##### Dataset content #####

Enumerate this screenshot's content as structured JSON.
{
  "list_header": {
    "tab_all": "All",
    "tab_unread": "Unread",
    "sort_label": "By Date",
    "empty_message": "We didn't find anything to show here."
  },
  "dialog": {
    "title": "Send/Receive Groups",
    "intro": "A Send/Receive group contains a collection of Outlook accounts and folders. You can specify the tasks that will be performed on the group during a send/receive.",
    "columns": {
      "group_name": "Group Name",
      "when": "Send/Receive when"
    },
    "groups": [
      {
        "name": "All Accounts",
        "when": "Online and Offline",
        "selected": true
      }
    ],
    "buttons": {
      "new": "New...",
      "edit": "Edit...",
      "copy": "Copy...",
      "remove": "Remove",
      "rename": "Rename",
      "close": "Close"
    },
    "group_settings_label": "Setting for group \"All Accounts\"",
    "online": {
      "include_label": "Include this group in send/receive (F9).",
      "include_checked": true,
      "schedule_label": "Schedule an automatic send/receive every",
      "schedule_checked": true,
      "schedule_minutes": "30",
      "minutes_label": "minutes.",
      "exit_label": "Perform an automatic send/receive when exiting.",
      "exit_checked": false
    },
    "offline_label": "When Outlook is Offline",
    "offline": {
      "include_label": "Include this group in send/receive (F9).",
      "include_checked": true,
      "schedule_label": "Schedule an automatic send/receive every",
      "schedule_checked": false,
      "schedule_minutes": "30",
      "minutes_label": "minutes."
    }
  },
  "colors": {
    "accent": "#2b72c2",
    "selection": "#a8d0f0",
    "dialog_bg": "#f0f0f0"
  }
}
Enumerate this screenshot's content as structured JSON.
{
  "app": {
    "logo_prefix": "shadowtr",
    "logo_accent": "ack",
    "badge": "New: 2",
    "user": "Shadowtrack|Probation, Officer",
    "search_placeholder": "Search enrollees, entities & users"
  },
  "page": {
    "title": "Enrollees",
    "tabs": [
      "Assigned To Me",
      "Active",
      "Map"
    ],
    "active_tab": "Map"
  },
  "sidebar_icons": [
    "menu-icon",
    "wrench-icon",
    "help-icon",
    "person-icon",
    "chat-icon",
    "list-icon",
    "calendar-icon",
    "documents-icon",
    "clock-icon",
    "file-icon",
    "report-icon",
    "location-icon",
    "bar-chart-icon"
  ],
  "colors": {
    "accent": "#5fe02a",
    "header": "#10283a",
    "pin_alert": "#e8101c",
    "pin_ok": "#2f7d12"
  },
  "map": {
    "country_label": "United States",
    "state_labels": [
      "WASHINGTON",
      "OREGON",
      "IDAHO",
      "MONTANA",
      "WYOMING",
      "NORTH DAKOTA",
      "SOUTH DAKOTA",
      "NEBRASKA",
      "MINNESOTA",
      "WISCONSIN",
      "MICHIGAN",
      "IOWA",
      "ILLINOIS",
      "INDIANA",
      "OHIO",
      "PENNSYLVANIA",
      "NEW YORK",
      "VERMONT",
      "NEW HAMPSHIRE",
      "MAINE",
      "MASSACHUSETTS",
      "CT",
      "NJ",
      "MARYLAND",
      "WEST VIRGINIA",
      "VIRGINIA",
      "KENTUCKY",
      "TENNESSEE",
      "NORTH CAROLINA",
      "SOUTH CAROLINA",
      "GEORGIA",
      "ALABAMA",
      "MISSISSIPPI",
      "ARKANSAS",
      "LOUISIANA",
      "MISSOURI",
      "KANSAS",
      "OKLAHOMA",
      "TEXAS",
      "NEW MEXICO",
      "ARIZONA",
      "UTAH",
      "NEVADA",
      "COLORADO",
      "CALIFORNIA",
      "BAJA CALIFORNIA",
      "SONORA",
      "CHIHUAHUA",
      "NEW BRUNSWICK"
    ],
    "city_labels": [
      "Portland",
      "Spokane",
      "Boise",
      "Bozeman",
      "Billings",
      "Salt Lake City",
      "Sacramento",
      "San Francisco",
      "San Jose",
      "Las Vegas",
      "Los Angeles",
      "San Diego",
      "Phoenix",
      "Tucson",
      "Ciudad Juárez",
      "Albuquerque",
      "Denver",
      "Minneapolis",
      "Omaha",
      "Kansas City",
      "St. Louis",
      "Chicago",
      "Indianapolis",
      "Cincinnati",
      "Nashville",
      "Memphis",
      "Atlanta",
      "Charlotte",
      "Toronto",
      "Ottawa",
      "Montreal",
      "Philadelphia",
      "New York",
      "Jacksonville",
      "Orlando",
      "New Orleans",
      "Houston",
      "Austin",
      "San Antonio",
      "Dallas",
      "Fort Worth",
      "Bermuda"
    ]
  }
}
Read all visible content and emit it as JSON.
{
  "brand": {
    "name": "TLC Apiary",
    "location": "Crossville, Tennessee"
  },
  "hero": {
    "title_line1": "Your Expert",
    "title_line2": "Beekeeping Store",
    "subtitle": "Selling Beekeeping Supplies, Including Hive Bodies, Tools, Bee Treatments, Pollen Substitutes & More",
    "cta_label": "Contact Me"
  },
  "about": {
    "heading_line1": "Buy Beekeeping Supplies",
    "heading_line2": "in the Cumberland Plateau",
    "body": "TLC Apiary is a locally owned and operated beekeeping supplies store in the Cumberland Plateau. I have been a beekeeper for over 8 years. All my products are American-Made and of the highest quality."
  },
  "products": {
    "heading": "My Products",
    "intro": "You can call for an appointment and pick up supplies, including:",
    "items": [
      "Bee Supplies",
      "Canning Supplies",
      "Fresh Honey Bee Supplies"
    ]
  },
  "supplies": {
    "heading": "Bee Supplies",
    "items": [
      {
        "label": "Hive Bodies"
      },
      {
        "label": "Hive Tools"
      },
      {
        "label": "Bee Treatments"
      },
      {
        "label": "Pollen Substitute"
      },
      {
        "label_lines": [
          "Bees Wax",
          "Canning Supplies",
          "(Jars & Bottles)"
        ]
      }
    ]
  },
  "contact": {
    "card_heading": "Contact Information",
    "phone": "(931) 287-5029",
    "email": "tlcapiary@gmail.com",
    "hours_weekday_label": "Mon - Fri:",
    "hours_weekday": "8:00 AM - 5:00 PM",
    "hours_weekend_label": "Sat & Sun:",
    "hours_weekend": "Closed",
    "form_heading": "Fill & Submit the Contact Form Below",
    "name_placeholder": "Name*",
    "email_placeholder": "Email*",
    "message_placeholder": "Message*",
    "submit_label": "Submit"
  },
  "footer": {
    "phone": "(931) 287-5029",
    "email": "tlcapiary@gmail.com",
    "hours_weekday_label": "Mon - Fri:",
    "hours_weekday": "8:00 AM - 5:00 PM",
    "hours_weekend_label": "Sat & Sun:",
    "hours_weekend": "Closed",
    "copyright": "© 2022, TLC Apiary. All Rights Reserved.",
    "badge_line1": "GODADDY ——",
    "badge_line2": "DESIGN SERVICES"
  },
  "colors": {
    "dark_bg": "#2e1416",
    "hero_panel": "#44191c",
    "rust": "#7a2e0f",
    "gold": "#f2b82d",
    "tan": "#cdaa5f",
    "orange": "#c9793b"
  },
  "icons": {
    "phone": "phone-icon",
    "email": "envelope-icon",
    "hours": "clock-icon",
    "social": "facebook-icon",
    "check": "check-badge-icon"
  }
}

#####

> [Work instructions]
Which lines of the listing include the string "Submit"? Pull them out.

> [Your response]
    "form_heading": "Fill & Submit the Contact Form Below",
    "submit_label": "Submit"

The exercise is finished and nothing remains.